So I don’t mind him. I go out of my way to be friendly to him. We talk trash, him in his orange vest with the yellow tape on it, leaning on a broom, me all dolled up now because you can’t go anywhere in New Jersey unless you have makeup on, even the dump, leaning on my truck door. We discuss the characteristics of the globes I take home and the likelihood of the newest one fitting. We complain about taxes and the people who run the town who won’t let you put fluorescent bulbs into the dump. He tells me that I can sneak some of the wood that I’ve been cleaning up from my property into the regular garbage if he doesn’t see me, wink, wink. I think, someday I’m going to bring him cookies. You might call that a bribe. I call it a thank you. A bribe would be something you give to someone before the fact. That would be like if I gave him some cookies and then he looked the other way when I came with my truck filled to the brim with items on the violation list. But that’s not the way it went down.
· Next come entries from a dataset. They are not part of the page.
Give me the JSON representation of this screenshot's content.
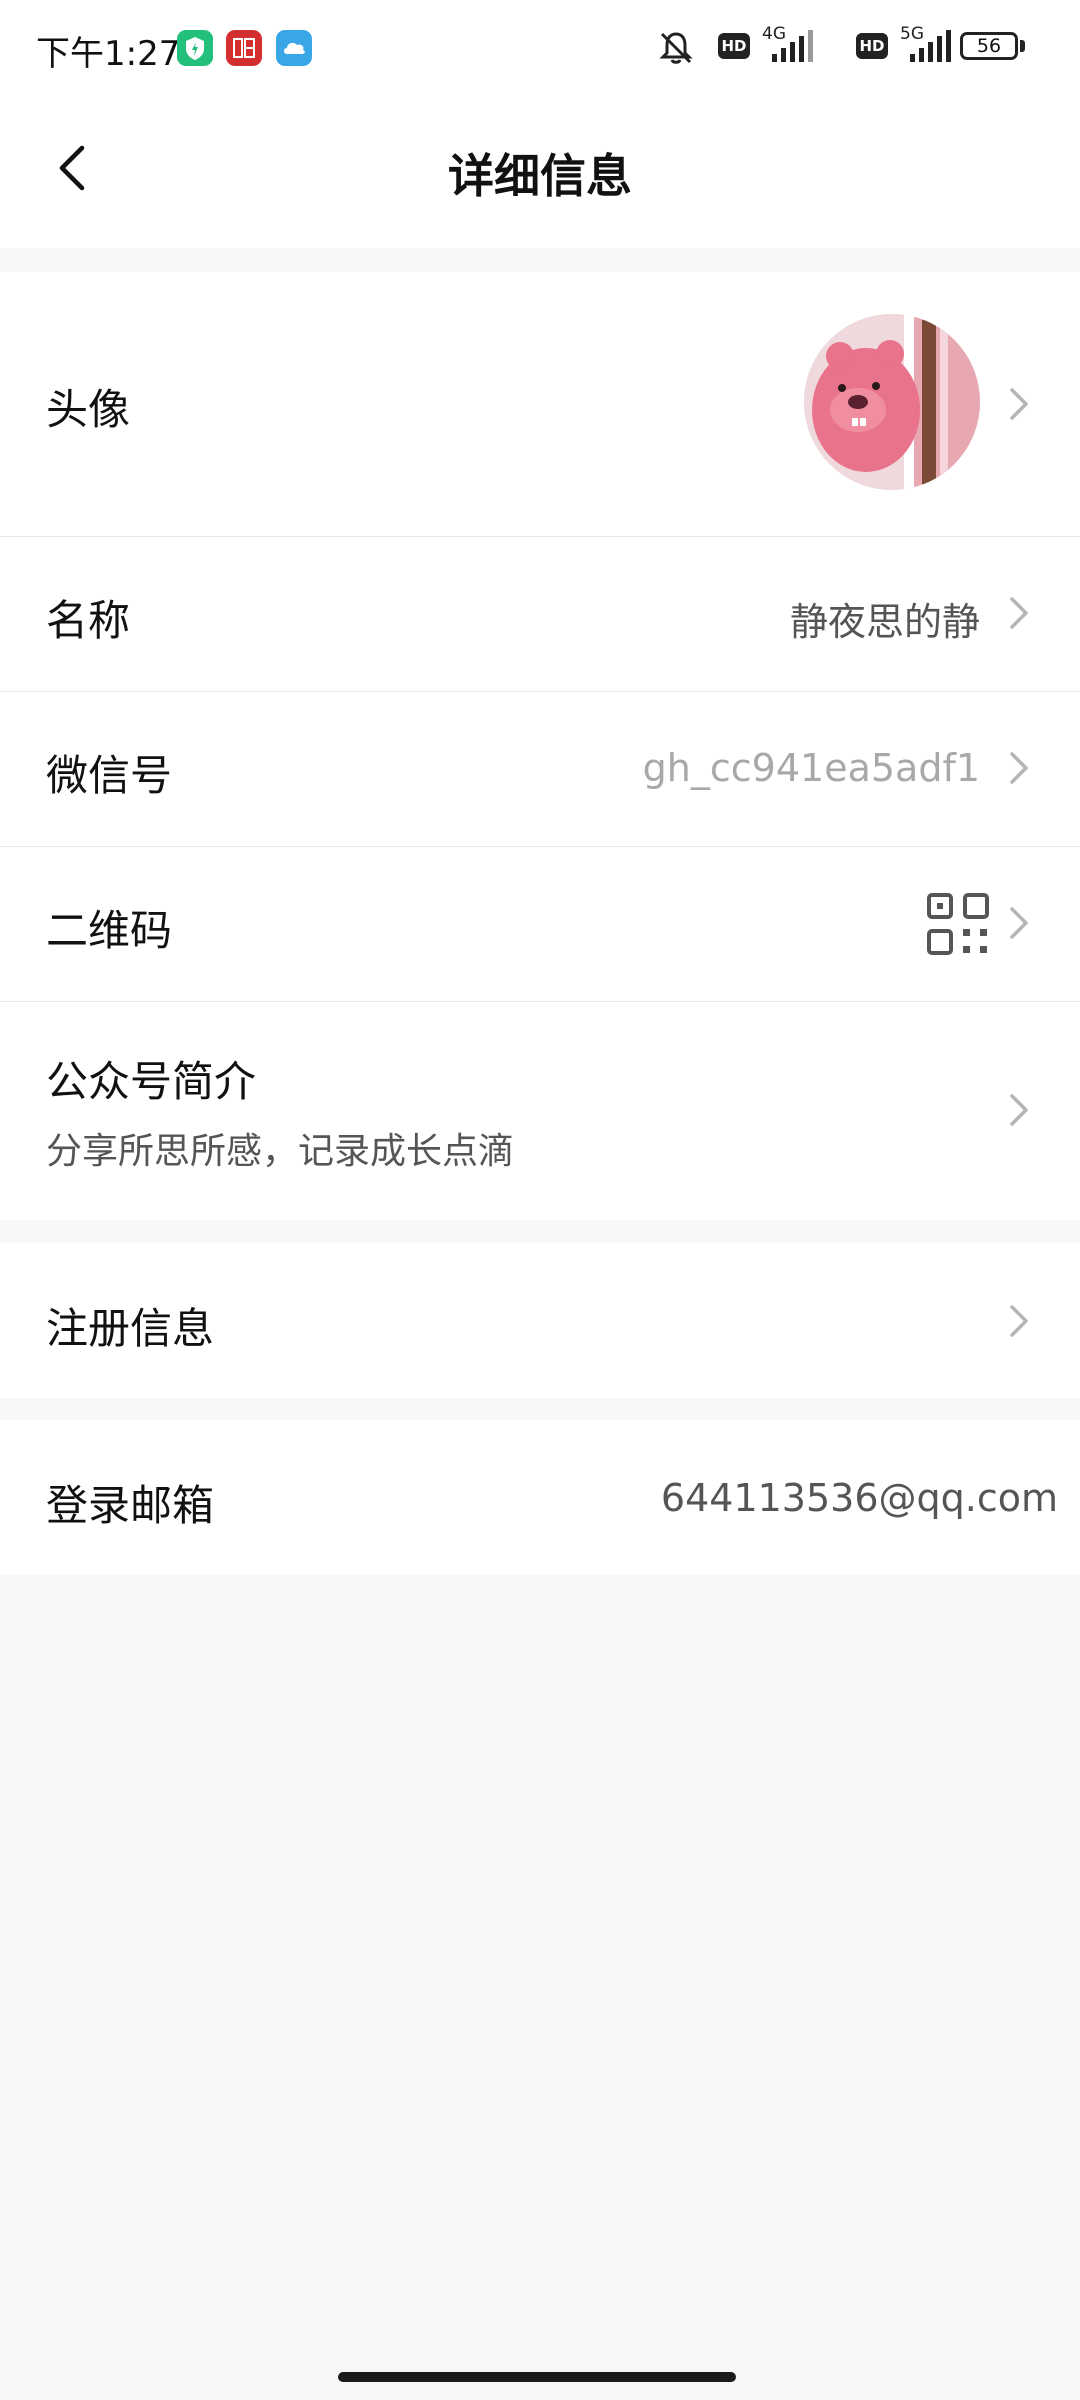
{
  "status_bar": {
    "time": "下午1:27",
    "network_1": "4G",
    "network_2": "5G",
    "hd_1": "HD",
    "hd_2": "HD",
    "battery": "56"
  },
  "nav": {
    "title": "详细信息"
  },
  "rows": {
    "avatar_label": "头像",
    "name_label": "名称",
    "name_value": "静夜思的静",
    "wechat_id_label": "微信号",
    "wechat_id_value": "gh_cc941ea5adf1",
    "qr_label": "二维码",
    "intro_label": "公众号简介",
    "intro_value": "分享所思所感，记录成长点滴",
    "register_label": "注册信息",
    "email_label": "登录邮箱",
    "email_value": "644113536@qq.com"
  },
  "colors": {
    "background": "#f6f7f7",
    "card": "#ffffff",
    "text_primary": "#111111",
    "text_secondary": "#555555",
    "chevron": "#b5b5b5"
  }
}
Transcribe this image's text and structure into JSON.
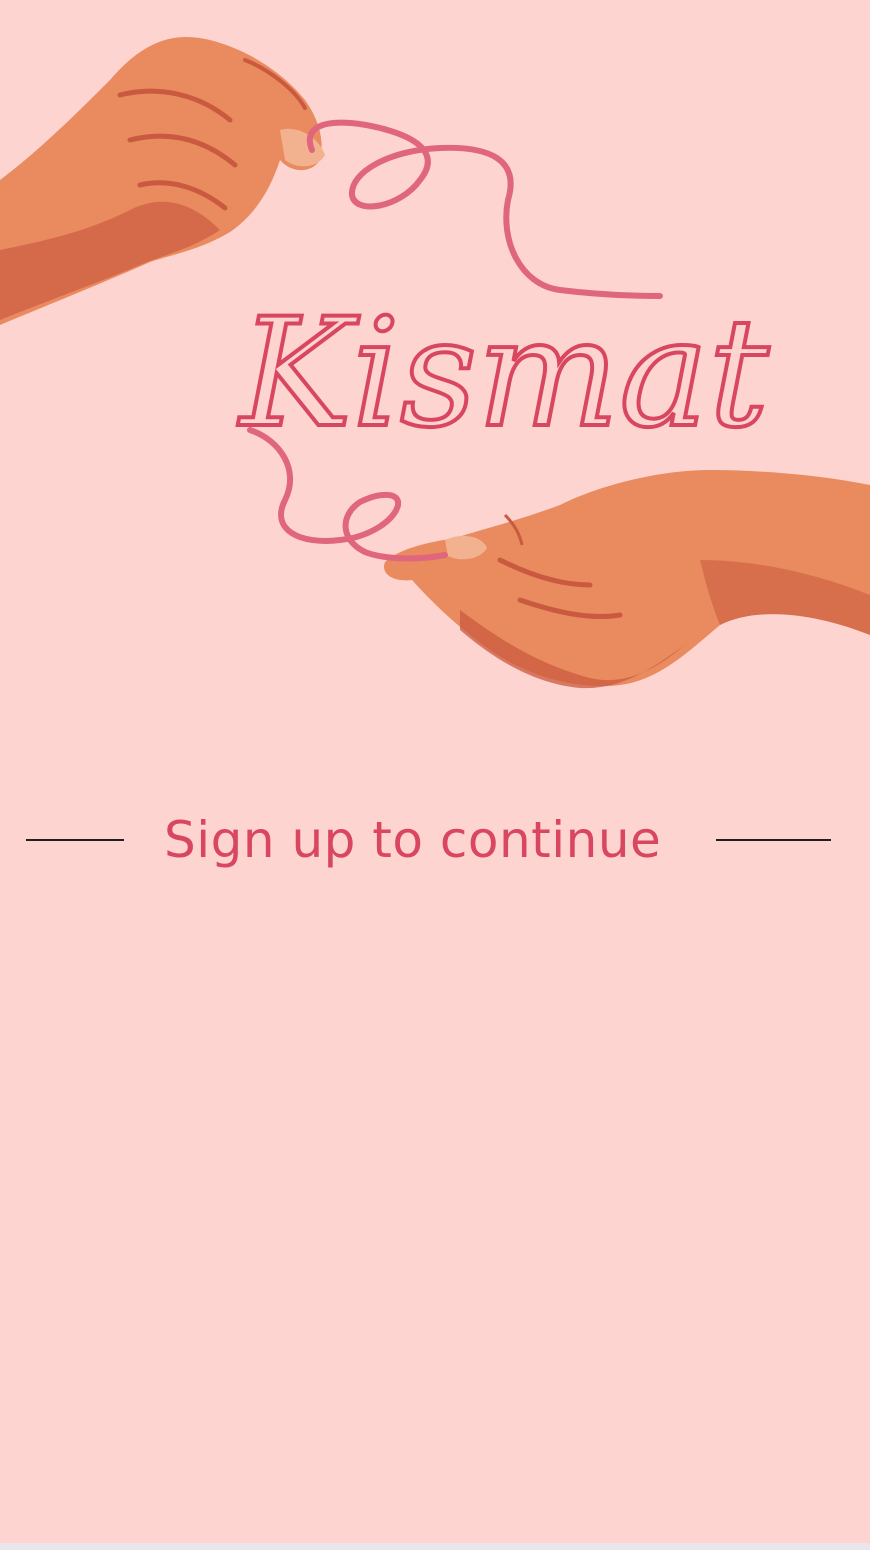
{
  "app": {
    "logo_text": "Kismat"
  },
  "signup": {
    "label": "Sign up to continue"
  },
  "colors": {
    "background": "#fdd4d0",
    "accent": "#d9465f",
    "thread": "#e0667e",
    "skin": "#e98b5e",
    "skin_shadow": "#c9593f",
    "divider": "#1f1f1f"
  }
}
It wasn’t only garbage that I availed myself of to get this place shaped up. I also charged a few things. I splurged and bought vintage wallpaper for the kitchen. It’s just the thing to bring back some of that old fashioned look someone stripped the place of back in the 70s when they thought replacing doors that had crystal knobs and porcelain sinks on legs was an improvement.
The olive green countertops had to go. Kurt is making a new counter out of sheets of laminate. He is actually fabricating the counter; not just buying a stock counter and cutting and installing it, which would be hard enough. He is going to glue sheets of laminate onto the old frame and make it himself. When Lowe’s refused to order the counter we wanted unless we paid them two hundred dollars for them to come out and measure, even though we assured them that Kurt measures for a living and even though we humored them by going home and measuring again because they insisted that Kurt’s measurements were wrong, and even though we agreed that we would be responsible and not Lowe’s if we made a mistake, they still wouldn’t let us order the counter unless we paid them to come out and measure. So we got our asses up. Now we’re making it ourselves. Visions of that show Renovation Disasters going through my head but screw them. We can do it! Thanks to them trying to squeeze another two hundred dollars out of us, we’re saving thousands of dollars.
We also got paint. We got spackle. We got faucets, door locks, weather stripping, fencing, gates, and new fluorescent bulbs. But we didn’t get a mortgage so if we’re maxed out on a credit card, we’re still ahead of the game.
I also got gifts. My girlfriends brought me things. This is the beauty of having good girlfriends. They know you and your quirky tastes. Micaela gave me this funky lamp.
Monica gave me this rooster.
I got this crystal candy dish from Jenise.
I have good friends, good family (a special thank you to my sister who went above and beyond the call of duty to help me with this place), and I didn’t even have to give them any cookies.